The way that the Islamic State should be destroyed also matters. Iraq and Syria must not be allowed to become Iranian proxy states. The Iranian government has issued statements condemning the idea of US involvement in fighting the Islamic State in Iraq saying that the Iraqis can deal with the issue themselves. At the same time, Iran is sending Revolutionary Guards to Baghdad. During the 2003 US-lead invasion, Iraq's air force was destroyed and so there is an almost moral obligation on the part of the United States to provide Iraq with air support in fighting the Islamist militants. The outcome must also include an Iraqi government free from the divisive mismanagement of Al-Maliki who has proven time and again that he is unable or unwilling to unite the infinitely diverse strands of Iraqi society, from Sunni and Shia to Christians, Kurds, and Turkomens behind a united and representative government.

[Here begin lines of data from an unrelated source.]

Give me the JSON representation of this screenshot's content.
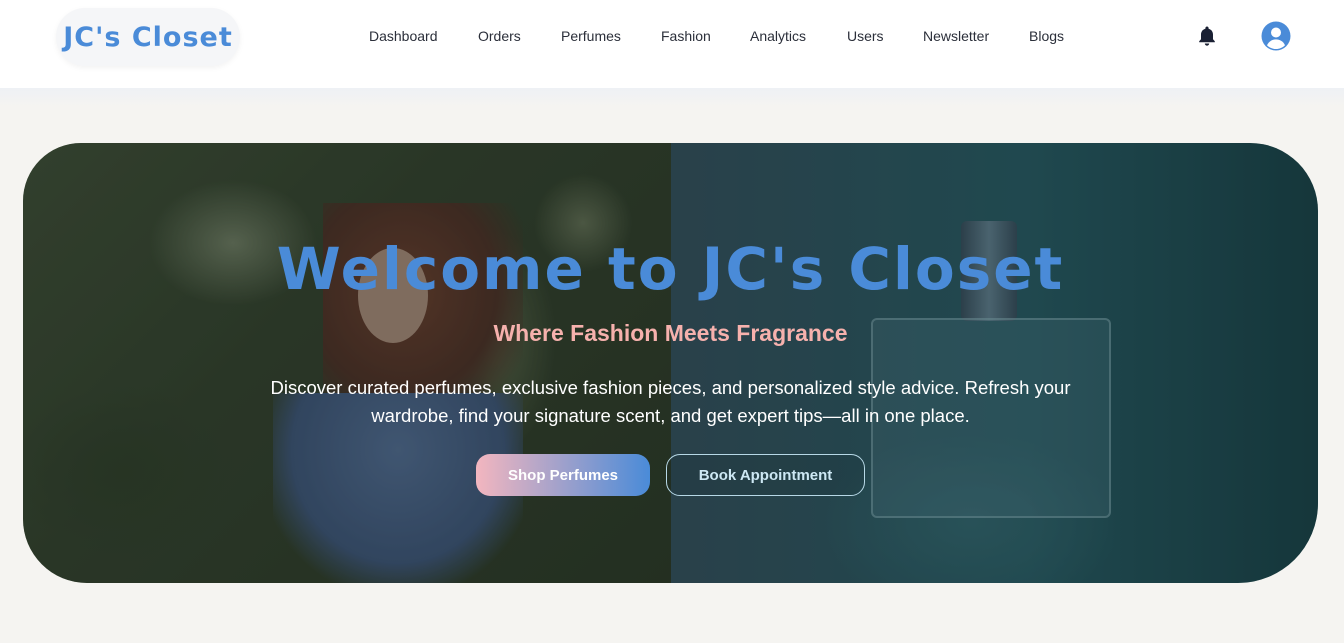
{
  "brand": {
    "name": "JC's Closet",
    "color": "#4a8bd8"
  },
  "nav": {
    "items": [
      {
        "label": "Dashboard"
      },
      {
        "label": "Orders"
      },
      {
        "label": "Perfumes"
      },
      {
        "label": "Fashion"
      },
      {
        "label": "Analytics"
      },
      {
        "label": "Users"
      },
      {
        "label": "Newsletter"
      },
      {
        "label": "Blogs"
      }
    ],
    "icons": [
      "bell-icon",
      "user-avatar-icon"
    ]
  },
  "hero": {
    "title": "Welcome to JC's Closet",
    "subtitle": "Where Fashion Meets Fragrance",
    "description": "Discover curated perfumes, exclusive fashion pieces, and personalized style advice. Refresh your wardrobe, find your signature scent, and get expert tips—all in one place.",
    "primary_button": "Shop Perfumes",
    "secondary_button": "Book Appointment"
  },
  "colors": {
    "accent": "#4a8bd8",
    "subtitle": "#f6b1ad",
    "page_background": "#f5f4f1"
  }
}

Continued disengagement from the Middle East will not work. The international community cannot afford the broader ramifications of the success of the Islamic State. There's no doubt that having a state-run by an extreme offshoot of al Qaeda located in one of the most geopolitically significant areas of one of the most geopolitically significant regions of the world would be a catastrophe. But there's also the broader issue that the Islamic State has carved out a caliphate through brute force out of two sovereign Arab states. Needless to say, the IS are not seeking to be signatory to any of the treaties of international law from the Geneva Convention to the International Bill of Human Rights. International law, for example, decrees that a person in need of medical attention must be given medical attention. We have already seen the that the Islamic State is happy to ignore this principle. We have to consider the ramifications of a nation being set up without the intention of being applicant to any of our international organizations from the United Nations to the International Criminal Court let alone being accepted as a member of those organizations. The consequences for the model of the nation-state, world-order and international cooperation in the 21st century are unthinkable. The precedent that this sets is frightening.

In my oratorio, back in Aleppo, I am bringing back one of the Middle East's most storied figures, King David, to retell through the Psalms, the consequences of the people of the world "raging in vain". I'm working with the always inspirational Najla Said to retell his story and the stories of the Psalms in the ruins of Aleppo through her words and my music. There is no doubt that the arts have inspired change across the millennia and perhaps our Jeremiad prophesies will inspire people to act faster. We, the artists, will continue to tell the vital human stories. Now we also need our diplomats and world leaders to act courageously and urgently too.

Popular in the Community